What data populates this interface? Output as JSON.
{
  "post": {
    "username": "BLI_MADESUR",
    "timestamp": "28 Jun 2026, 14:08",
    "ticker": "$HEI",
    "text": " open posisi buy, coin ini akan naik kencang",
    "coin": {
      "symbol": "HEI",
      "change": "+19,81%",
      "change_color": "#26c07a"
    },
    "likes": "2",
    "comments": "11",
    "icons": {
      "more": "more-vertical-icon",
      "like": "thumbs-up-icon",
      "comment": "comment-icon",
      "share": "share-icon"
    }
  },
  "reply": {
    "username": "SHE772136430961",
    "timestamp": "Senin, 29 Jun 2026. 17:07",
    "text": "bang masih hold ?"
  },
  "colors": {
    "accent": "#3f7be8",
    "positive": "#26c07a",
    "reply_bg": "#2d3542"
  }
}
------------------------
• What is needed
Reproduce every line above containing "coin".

• Answer area
    "text": " open posisi buy, coin ini akan naik kencang",
    "coin": {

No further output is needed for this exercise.